Edwin Herbert Land (May 7, 1909 - March 1, 1991) was an American scientist and inventor. Among other things, he invented inexpensive filters for polarizing light, instant polaroid photography, and his retinex theory of color vision.
Born in Bridgeport, Connecticut, he studied chemistry at Harvard. While still a freshman, he invented the first inexpensive filters capable of polarizing light. Edwin Land did not finish his studies, but instead set up the Land-Wheelwright Laboratories in 1932 together with his Harvard physics instructor. He then went on to establish the Polaroid Corporation in Boston in 1937 to further develop and produce the sheet polarizers under the Polaroid trademark. The initial major application was for sunglasses and science, but it has found many applications, for instance as an important component of LCDs.

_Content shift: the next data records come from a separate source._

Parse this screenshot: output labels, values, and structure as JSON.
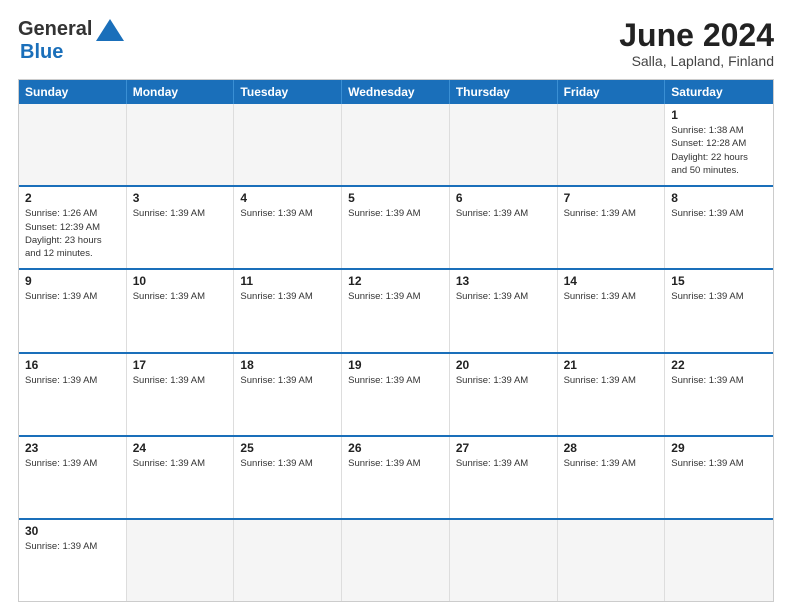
{
  "header": {
    "logo": {
      "general": "General",
      "blue": "Blue"
    },
    "title": "June 2024",
    "location": "Salla, Lapland, Finland"
  },
  "calendar": {
    "days": [
      "Sunday",
      "Monday",
      "Tuesday",
      "Wednesday",
      "Thursday",
      "Friday",
      "Saturday"
    ],
    "rows": [
      [
        {
          "day": "",
          "text": "",
          "empty": true
        },
        {
          "day": "",
          "text": "",
          "empty": true
        },
        {
          "day": "",
          "text": "",
          "empty": true
        },
        {
          "day": "",
          "text": "",
          "empty": true
        },
        {
          "day": "",
          "text": "",
          "empty": true
        },
        {
          "day": "",
          "text": "",
          "empty": true
        },
        {
          "day": "1",
          "text": "Sunrise: 1:38 AM\nSunset: 12:28 AM\nDaylight: 22 hours\nand 50 minutes."
        }
      ],
      [
        {
          "day": "2",
          "text": "Sunrise: 1:26 AM\nSunset: 12:39 AM\nDaylight: 23 hours\nand 12 minutes."
        },
        {
          "day": "3",
          "text": "Sunrise: 1:39 AM"
        },
        {
          "day": "4",
          "text": "Sunrise: 1:39 AM"
        },
        {
          "day": "5",
          "text": "Sunrise: 1:39 AM"
        },
        {
          "day": "6",
          "text": "Sunrise: 1:39 AM"
        },
        {
          "day": "7",
          "text": "Sunrise: 1:39 AM"
        },
        {
          "day": "8",
          "text": "Sunrise: 1:39 AM"
        }
      ],
      [
        {
          "day": "9",
          "text": "Sunrise: 1:39 AM"
        },
        {
          "day": "10",
          "text": "Sunrise: 1:39 AM"
        },
        {
          "day": "11",
          "text": "Sunrise: 1:39 AM"
        },
        {
          "day": "12",
          "text": "Sunrise: 1:39 AM"
        },
        {
          "day": "13",
          "text": "Sunrise: 1:39 AM"
        },
        {
          "day": "14",
          "text": "Sunrise: 1:39 AM"
        },
        {
          "day": "15",
          "text": "Sunrise: 1:39 AM"
        }
      ],
      [
        {
          "day": "16",
          "text": "Sunrise: 1:39 AM"
        },
        {
          "day": "17",
          "text": "Sunrise: 1:39 AM"
        },
        {
          "day": "18",
          "text": "Sunrise: 1:39 AM"
        },
        {
          "day": "19",
          "text": "Sunrise: 1:39 AM"
        },
        {
          "day": "20",
          "text": "Sunrise: 1:39 AM"
        },
        {
          "day": "21",
          "text": "Sunrise: 1:39 AM"
        },
        {
          "day": "22",
          "text": "Sunrise: 1:39 AM"
        }
      ],
      [
        {
          "day": "23",
          "text": "Sunrise: 1:39 AM"
        },
        {
          "day": "24",
          "text": "Sunrise: 1:39 AM"
        },
        {
          "day": "25",
          "text": "Sunrise: 1:39 AM"
        },
        {
          "day": "26",
          "text": "Sunrise: 1:39 AM"
        },
        {
          "day": "27",
          "text": "Sunrise: 1:39 AM"
        },
        {
          "day": "28",
          "text": "Sunrise: 1:39 AM"
        },
        {
          "day": "29",
          "text": "Sunrise: 1:39 AM"
        }
      ],
      [
        {
          "day": "30",
          "text": "Sunrise: 1:39 AM"
        },
        {
          "day": "",
          "text": "",
          "empty": true
        },
        {
          "day": "",
          "text": "",
          "empty": true
        },
        {
          "day": "",
          "text": "",
          "empty": true
        },
        {
          "day": "",
          "text": "",
          "empty": true
        },
        {
          "day": "",
          "text": "",
          "empty": true
        },
        {
          "day": "",
          "text": "",
          "empty": true
        }
      ]
    ]
  }
}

On February 21, 1947, Edwin Land demonstrated an instant image camera and associated film. Called the Land Camera, it was in commercial sale less than two years later.
In the 1950s, Edwin Land's team helped design the optics of the revolutionary Lockheed U-2 spy plane. Also in this decade, Land first discovered a two-color system for projecting the entire spectrum of hues with only two colors of projecting light (he later found more specifically that one could achieve the same effect using very narrow bands of 500nm and 557nm light). Some of this was writte up later in the 1970s with ihs Retinex theory.
In 1957 Harvard University awarded him an honorary doctorate. Later a street in Cambridge, Massachusetts, closer to MIT's campus than to Harvard's, was named after him.
In the early 1970s, he attempted to explain the previously known phenomenon of color constancy with his Retinex theory of color vision. His popular demonstrations of color constancy raised much interest in the concept. Land however failed to cite earlier work on the concept and was later criticized for that.
In his retirement years, he founded the Rowland Institute for Science.